In several dioceses the bishops, chapters, and archdeacons, after the example of the popes, imposed annats upon the curés. In Normandy this exaction is called droit de déport. Policy having no interest in maintaining this pillage, it was abolished in several places; it still exists in others; so true is it that money is the first object of worship!
In 1409, at the Council of Pisa, Pope Alexander V. expressly renounced annats; Charles VII. condemned them by an edict of April, 1418; the Council of Basel declared that they came under the domination of simony, and the Pragmatic Sanction abolished them again.
Francis I., by a private treaty which he made with Leo X., and which was not inserted in the concordat, allowed the pope to raise this tribute, which produced him annually, during that prince’s reign, a hundred thousand crowns of that day, according to the calculation then made by Jacques Capelle, advocate-general to the Parliament of Paris.
The parliament, the universities, the clergy, the whole nation, protested against this exaction, and Henry II., yielding at length to the cries of his people, renewed the law of Charles VII., by an edict of the 3d of September, 1551.
The paying of annats was again forbidden by Charles IX., at the States of Orleans, in 1560: “By the advice of our council, and in pursuance of the decrees of the Holy Councils, the ancient ordinances of the kings, our predecessors, and the decisions of our courts of parliament, we order that all conveying of gold and silver out of our kingdom, and paying of money under the name of annats, vacant or otherwise, shall cease, on pain of a four-fold penalty on the offenders.”
This law, promulgated in the general assembly of the nation, must have seemed irrevocable, but two years afterwards the same prince, subdued by the court of Rome, at that time powerful, re-established what the whole nation and himself had abrogated.
Henry IV., who feared no danger, but feared Rome, confirmed the annats by an edict of the 22d of January, 1596.
Three celebrated jurisconsults, Dumoulin, Lannoy, and Duaren, have written strongly against annats, which they call a real simony. If, in default of their payment the pope refuses his bulls, Duaren advises the Gallican Church to imitate that of Spain, which, in the twelfth Council of Toledo, charged the archbishop of that city, on the pope’s refusal, to provide for the prelates appointed by the king.
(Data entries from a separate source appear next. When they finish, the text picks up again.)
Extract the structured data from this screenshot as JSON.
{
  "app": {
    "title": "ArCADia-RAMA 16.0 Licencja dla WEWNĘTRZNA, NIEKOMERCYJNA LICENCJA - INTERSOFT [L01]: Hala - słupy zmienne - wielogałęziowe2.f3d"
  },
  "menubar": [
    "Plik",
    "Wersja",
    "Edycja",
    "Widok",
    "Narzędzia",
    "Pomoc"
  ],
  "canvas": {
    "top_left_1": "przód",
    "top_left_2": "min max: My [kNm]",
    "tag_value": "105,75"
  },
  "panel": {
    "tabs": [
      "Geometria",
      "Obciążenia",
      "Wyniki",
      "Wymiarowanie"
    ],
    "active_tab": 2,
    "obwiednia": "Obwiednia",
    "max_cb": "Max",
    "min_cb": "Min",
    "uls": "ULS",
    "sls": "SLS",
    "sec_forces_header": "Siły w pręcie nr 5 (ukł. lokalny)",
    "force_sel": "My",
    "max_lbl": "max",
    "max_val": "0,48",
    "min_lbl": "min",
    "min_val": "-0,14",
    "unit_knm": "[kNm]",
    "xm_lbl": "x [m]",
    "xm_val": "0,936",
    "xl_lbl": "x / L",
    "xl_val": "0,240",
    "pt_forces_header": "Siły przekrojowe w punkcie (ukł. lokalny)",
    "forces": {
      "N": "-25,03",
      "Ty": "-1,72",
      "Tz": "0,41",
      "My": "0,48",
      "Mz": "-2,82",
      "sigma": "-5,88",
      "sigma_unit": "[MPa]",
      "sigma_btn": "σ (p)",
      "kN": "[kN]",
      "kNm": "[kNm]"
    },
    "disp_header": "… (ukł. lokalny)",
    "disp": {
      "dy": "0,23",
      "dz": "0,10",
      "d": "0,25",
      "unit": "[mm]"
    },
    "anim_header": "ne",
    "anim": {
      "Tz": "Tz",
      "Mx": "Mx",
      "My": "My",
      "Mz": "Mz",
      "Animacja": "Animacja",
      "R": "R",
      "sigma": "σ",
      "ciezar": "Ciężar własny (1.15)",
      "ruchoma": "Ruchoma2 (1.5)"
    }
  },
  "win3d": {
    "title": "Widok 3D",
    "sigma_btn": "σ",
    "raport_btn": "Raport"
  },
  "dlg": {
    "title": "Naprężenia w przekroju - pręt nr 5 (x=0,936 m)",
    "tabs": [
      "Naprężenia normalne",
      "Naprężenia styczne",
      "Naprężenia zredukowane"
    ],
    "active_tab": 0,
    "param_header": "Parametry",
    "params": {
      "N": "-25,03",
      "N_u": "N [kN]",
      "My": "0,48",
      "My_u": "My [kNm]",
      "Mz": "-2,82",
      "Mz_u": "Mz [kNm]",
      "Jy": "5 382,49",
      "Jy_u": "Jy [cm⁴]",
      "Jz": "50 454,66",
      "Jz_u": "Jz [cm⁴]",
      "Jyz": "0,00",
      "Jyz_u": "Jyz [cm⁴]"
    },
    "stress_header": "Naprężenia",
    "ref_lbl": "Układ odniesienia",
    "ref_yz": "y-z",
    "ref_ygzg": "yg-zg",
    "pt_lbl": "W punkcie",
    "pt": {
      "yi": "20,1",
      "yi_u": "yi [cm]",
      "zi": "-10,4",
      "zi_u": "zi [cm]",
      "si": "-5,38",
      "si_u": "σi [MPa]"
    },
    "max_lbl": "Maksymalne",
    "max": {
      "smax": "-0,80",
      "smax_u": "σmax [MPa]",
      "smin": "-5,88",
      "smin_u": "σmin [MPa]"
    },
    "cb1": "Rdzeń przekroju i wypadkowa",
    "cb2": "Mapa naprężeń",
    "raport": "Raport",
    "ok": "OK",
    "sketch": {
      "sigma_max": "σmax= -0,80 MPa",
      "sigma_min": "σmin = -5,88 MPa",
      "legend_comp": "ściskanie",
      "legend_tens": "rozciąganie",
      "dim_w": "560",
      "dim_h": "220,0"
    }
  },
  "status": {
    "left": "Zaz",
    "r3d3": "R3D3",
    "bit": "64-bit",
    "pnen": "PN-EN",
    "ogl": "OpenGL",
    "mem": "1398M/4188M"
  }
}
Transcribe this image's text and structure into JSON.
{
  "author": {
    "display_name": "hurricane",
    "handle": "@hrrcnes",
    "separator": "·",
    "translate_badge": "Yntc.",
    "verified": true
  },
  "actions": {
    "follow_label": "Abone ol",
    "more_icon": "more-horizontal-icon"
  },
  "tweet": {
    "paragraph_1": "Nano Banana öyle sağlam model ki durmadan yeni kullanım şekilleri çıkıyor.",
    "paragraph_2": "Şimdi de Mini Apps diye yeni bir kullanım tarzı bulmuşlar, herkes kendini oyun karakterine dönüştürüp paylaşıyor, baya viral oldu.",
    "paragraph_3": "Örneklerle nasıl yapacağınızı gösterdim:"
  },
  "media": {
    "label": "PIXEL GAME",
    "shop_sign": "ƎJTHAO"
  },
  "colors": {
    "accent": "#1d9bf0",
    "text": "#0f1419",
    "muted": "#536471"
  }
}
It is one of the most certain maxims of French law, consecrated by article fourteen of our liberties, that the bishop of Rome has no power over the temporalities of benefices, but enjoys the revenues of annats only by the king’s permission. But ought there not to be a term to this permission? What avails our enlightenment if we are always to retain our abuses?
The amount of the sums which have been and still are paid to the pope is truly frightful. The attorney-general, Jean de St. Romain, has remarked that in the time of Pius II. twenty-two bishoprics having become vacant in France in the space of three years, it was necessary to carry to Rome a hundred and twenty thousand crowns; that sixty-one abbeys having also become vacant, the like sum had been paid to the court of Rome; that about the same time there had been paid to this court for provisions for the priorships, deaneries, and other inferior dignities, a thousand crowns; that for each curate there was at least a grâce expectative, which was sold for twenty-five crowns, besides an infinite number of dispensations, amounting to two millions of crowns. St. Romain lived in the time of Louis XI. Judge then, what these sums would now amount to. Judge how much other states have given. Judge whether the Roman commonwealth in the time of Lucullus drew more gold and silver from the nations conquered by its sword than the popes, the fathers of those same nations, have drawn from them by their pens.
Supposing that St. Romain’s calculation is too high by half, which is very unlikely, does there not still remain a sum sufficiently considerable to entitle us to call the apostolical chamber to an account and demand restitution, seeing that there is nothing at all apostolical in such an amount of money?